### BRIEF
Below are records; reply with nothing but the number of lines in them that contain "JSON".

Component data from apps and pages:

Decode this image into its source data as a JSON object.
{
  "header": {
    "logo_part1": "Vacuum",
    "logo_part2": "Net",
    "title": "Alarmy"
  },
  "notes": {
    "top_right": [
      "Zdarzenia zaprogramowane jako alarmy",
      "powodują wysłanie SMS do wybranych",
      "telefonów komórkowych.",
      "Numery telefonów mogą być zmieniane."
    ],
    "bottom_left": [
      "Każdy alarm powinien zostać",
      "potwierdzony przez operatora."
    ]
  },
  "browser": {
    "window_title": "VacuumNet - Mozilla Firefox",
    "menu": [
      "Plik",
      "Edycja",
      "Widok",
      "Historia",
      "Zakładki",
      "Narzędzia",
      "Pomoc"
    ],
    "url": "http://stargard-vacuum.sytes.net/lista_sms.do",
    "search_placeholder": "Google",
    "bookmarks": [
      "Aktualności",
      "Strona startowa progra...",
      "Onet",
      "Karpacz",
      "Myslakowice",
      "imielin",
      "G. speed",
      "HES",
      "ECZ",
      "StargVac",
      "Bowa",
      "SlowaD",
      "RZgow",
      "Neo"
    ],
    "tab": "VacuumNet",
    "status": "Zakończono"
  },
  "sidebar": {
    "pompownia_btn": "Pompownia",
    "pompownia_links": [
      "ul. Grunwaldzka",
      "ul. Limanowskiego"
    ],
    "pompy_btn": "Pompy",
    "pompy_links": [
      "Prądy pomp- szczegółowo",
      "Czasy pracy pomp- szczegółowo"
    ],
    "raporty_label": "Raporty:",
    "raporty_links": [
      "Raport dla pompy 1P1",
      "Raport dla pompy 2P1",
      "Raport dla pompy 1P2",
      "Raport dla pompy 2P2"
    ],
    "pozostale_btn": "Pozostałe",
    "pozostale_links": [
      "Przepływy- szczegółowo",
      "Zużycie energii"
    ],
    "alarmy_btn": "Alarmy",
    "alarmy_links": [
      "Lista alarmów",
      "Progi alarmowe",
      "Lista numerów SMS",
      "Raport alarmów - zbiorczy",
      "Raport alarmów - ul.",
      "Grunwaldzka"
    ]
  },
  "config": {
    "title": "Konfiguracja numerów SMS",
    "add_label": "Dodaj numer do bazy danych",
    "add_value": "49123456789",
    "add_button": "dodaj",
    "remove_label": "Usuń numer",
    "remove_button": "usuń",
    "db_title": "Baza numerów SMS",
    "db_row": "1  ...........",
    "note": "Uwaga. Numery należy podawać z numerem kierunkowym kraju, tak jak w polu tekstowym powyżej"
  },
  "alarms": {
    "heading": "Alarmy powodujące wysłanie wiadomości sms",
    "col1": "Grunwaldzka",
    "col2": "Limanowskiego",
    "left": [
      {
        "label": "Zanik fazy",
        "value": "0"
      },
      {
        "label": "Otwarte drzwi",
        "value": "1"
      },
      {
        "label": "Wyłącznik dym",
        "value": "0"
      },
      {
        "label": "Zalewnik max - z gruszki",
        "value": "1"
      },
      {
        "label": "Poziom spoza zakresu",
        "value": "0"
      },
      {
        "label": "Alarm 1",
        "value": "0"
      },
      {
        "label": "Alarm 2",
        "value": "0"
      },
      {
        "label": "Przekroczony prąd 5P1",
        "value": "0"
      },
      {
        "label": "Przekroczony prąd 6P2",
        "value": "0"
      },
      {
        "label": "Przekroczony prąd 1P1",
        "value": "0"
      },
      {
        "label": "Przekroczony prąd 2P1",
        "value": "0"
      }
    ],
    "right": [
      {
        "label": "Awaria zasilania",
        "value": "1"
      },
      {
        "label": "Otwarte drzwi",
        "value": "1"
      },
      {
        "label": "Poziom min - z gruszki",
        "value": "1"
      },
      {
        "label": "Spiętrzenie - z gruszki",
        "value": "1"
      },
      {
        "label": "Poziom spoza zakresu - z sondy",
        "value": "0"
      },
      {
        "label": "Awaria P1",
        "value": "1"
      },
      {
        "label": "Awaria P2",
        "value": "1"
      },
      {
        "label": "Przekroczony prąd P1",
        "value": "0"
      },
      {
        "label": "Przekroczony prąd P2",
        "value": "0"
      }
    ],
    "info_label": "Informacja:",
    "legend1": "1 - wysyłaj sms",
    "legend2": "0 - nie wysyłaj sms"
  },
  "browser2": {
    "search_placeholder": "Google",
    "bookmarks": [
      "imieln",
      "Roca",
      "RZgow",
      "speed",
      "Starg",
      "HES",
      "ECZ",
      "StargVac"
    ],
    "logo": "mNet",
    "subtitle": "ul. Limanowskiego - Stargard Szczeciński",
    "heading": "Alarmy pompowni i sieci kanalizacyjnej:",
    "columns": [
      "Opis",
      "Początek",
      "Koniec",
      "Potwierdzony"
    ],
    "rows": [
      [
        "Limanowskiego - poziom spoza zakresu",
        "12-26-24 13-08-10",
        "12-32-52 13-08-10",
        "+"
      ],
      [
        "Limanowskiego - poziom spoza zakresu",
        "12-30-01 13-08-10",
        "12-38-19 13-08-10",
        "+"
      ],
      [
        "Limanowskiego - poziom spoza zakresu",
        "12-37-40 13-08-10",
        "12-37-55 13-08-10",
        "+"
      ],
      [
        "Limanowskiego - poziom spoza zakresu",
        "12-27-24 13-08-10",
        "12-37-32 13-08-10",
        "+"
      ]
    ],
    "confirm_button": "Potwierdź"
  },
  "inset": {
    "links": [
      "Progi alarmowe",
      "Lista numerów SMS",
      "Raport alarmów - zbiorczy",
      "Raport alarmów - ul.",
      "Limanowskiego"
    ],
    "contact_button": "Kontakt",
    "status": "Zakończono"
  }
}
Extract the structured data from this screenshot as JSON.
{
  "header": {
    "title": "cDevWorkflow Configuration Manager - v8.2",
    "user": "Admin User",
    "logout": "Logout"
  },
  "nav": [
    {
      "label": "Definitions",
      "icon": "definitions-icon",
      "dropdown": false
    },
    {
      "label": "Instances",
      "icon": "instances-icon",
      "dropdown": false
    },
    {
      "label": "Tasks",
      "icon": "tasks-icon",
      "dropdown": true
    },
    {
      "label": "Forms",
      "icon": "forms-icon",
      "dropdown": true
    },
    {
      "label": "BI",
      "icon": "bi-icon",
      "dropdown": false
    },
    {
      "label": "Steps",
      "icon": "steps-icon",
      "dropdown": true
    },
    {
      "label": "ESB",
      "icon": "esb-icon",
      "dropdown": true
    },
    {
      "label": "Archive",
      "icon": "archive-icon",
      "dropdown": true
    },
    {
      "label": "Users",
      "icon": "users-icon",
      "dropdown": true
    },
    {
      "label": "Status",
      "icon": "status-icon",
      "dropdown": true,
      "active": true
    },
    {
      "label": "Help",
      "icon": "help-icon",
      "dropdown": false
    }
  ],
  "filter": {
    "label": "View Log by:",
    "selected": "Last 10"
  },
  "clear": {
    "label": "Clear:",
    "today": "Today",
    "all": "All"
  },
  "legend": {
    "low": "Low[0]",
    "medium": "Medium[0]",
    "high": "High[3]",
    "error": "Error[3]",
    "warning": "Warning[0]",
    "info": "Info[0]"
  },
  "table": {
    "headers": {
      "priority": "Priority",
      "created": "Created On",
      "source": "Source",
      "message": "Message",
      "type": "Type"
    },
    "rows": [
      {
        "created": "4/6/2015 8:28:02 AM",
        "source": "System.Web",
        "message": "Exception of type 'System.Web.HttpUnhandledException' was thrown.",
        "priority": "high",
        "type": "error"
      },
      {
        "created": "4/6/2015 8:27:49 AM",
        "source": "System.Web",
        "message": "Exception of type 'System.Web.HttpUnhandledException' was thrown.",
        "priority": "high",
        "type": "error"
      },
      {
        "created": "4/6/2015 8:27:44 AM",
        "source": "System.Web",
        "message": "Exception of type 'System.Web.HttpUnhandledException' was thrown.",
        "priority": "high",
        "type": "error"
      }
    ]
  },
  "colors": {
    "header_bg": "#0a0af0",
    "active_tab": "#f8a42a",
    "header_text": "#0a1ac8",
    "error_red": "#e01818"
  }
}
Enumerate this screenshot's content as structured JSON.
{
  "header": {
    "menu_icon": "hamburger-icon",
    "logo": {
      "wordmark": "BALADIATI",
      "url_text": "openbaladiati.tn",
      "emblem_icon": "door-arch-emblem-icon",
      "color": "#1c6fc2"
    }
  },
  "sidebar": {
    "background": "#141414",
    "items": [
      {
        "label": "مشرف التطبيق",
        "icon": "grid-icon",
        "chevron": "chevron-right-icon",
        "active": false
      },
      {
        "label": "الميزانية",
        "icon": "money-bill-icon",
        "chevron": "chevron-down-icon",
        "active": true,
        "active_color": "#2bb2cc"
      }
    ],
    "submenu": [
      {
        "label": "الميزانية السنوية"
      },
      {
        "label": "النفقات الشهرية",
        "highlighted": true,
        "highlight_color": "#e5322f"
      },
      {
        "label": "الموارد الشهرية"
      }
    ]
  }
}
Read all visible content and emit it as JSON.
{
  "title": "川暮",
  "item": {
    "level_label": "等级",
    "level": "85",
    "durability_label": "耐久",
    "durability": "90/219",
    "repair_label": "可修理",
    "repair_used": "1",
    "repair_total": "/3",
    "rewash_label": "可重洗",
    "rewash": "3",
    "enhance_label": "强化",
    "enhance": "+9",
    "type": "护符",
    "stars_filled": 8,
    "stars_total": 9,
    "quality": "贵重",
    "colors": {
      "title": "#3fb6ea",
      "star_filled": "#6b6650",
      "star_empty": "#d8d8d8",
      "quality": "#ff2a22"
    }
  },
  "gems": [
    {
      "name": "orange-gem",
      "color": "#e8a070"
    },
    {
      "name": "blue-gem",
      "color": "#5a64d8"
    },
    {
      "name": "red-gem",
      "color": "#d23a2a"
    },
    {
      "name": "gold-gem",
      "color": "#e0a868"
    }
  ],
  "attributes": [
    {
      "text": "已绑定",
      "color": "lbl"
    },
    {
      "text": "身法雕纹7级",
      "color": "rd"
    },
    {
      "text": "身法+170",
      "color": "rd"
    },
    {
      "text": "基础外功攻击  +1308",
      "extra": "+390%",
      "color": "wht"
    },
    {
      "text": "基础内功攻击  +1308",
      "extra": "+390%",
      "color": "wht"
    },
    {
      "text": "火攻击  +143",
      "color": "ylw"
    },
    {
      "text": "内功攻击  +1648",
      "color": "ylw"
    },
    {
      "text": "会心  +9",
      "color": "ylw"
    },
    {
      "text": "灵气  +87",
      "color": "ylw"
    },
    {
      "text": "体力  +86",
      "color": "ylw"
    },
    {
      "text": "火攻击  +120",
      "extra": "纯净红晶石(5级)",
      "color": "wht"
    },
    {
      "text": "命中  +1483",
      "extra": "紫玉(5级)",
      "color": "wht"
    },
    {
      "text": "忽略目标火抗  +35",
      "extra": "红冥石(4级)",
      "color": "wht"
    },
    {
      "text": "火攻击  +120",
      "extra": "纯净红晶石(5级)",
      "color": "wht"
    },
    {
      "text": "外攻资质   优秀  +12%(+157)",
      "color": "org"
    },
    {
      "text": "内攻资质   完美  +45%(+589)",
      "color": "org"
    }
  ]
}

### YOUR RESPONSE
4